Interface dataset entries
***

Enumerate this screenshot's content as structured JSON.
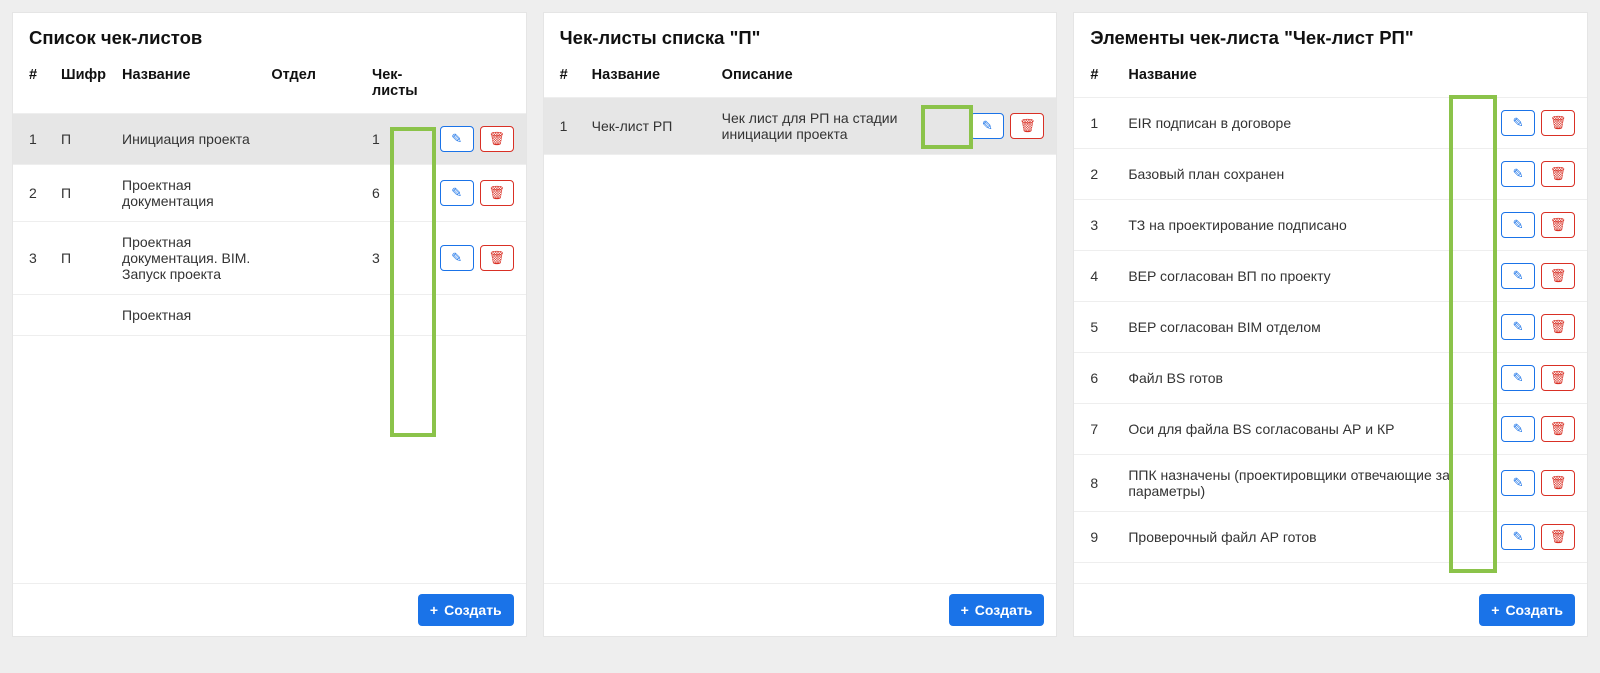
{
  "panel1": {
    "title": "Список чек-листов",
    "headers": {
      "num": "#",
      "code": "Шифр",
      "name": "Название",
      "dept": "Отдел",
      "checklists": "Чек-листы"
    },
    "rows": [
      {
        "num": "1",
        "code": "П",
        "name": "Инициация проекта",
        "dept": "",
        "cl": "1",
        "selected": true
      },
      {
        "num": "2",
        "code": "П",
        "name": "Проектная документация",
        "dept": "",
        "cl": "6",
        "selected": false
      },
      {
        "num": "3",
        "code": "П",
        "name": "Проектная документация. BIM. Запуск проекта",
        "dept": "",
        "cl": "3",
        "selected": false
      },
      {
        "num": "",
        "code": "",
        "name": "Проектная",
        "dept": "",
        "cl": "",
        "selected": false
      }
    ],
    "create": "Создать"
  },
  "panel2": {
    "title": "Чек-листы списка \"П\"",
    "headers": {
      "num": "#",
      "name": "Название",
      "desc": "Описание"
    },
    "rows": [
      {
        "num": "1",
        "name": "Чек-лист РП",
        "desc": "Чек лист для РП на стадии инициации проекта",
        "selected": true
      }
    ],
    "create": "Создать"
  },
  "panel3": {
    "title": "Элементы чек-листа \"Чек-лист РП\"",
    "headers": {
      "num": "#",
      "name": "Название"
    },
    "rows": [
      {
        "num": "1",
        "name": "EIR подписан в  договоре"
      },
      {
        "num": "2",
        "name": "Базовый план сохранен"
      },
      {
        "num": "3",
        "name": "ТЗ на проектирование подписано"
      },
      {
        "num": "4",
        "name": "BEP согласован ВП по проекту"
      },
      {
        "num": "5",
        "name": "BEP согласован BIM отделом"
      },
      {
        "num": "6",
        "name": "Файл BS готов"
      },
      {
        "num": "7",
        "name": "Оси для файла BS согласованы АР и КР"
      },
      {
        "num": "8",
        "name": "ППК назначены (проектировщики отвечающие за параметры)"
      },
      {
        "num": "9",
        "name": "Проверочный файл АР готов"
      }
    ],
    "create": "Создать"
  }
}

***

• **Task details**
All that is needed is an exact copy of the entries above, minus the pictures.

• **Answer area**
Enumerate this screenshot's content as structured JSON.
{
  "panel1": {
    "title": "Список чек-листов",
    "headers": {
      "num": "#",
      "code": "Шифр",
      "name": "Название",
      "dept": "Отдел",
      "checklists": "Чек-листы"
    },
    "rows": [
      {
        "num": "1",
        "code": "П",
        "name": "Инициация проекта",
        "dept": "",
        "cl": "1",
        "selected": true
      },
      {
        "num": "2",
        "code": "П",
        "name": "Проектная документация",
        "dept": "",
        "cl": "6",
        "selected": false
      },
      {
        "num": "3",
        "code": "П",
        "name": "Проектная документация. BIM. Запуск проекта",
        "dept": "",
        "cl": "3",
        "selected": false
      },
      {
        "num": "",
        "code": "",
        "name": "Проектная",
        "dept": "",
        "cl": "",
        "selected": false
      }
    ],
    "create": "Создать"
  },
  "panel2": {
    "title": "Чек-листы списка \"П\"",
    "headers": {
      "num": "#",
      "name": "Название",
      "desc": "Описание"
    },
    "rows": [
      {
        "num": "1",
        "name": "Чек-лист РП",
        "desc": "Чек лист для РП на стадии инициации проекта",
        "selected": true
      }
    ],
    "create": "Создать"
  },
  "panel3": {
    "title": "Элементы чек-листа \"Чек-лист РП\"",
    "headers": {
      "num": "#",
      "name": "Название"
    },
    "rows": [
      {
        "num": "1",
        "name": "EIR подписан в  договоре"
      },
      {
        "num": "2",
        "name": "Базовый план сохранен"
      },
      {
        "num": "3",
        "name": "ТЗ на проектирование подписано"
      },
      {
        "num": "4",
        "name": "BEP согласован ВП по проекту"
      },
      {
        "num": "5",
        "name": "BEP согласован BIM отделом"
      },
      {
        "num": "6",
        "name": "Файл BS готов"
      },
      {
        "num": "7",
        "name": "Оси для файла BS согласованы АР и КР"
      },
      {
        "num": "8",
        "name": "ППК назначены (проектировщики отвечающие за параметры)"
      },
      {
        "num": "9",
        "name": "Проверочный файл АР готов"
      }
    ],
    "create": "Создать"
  }
}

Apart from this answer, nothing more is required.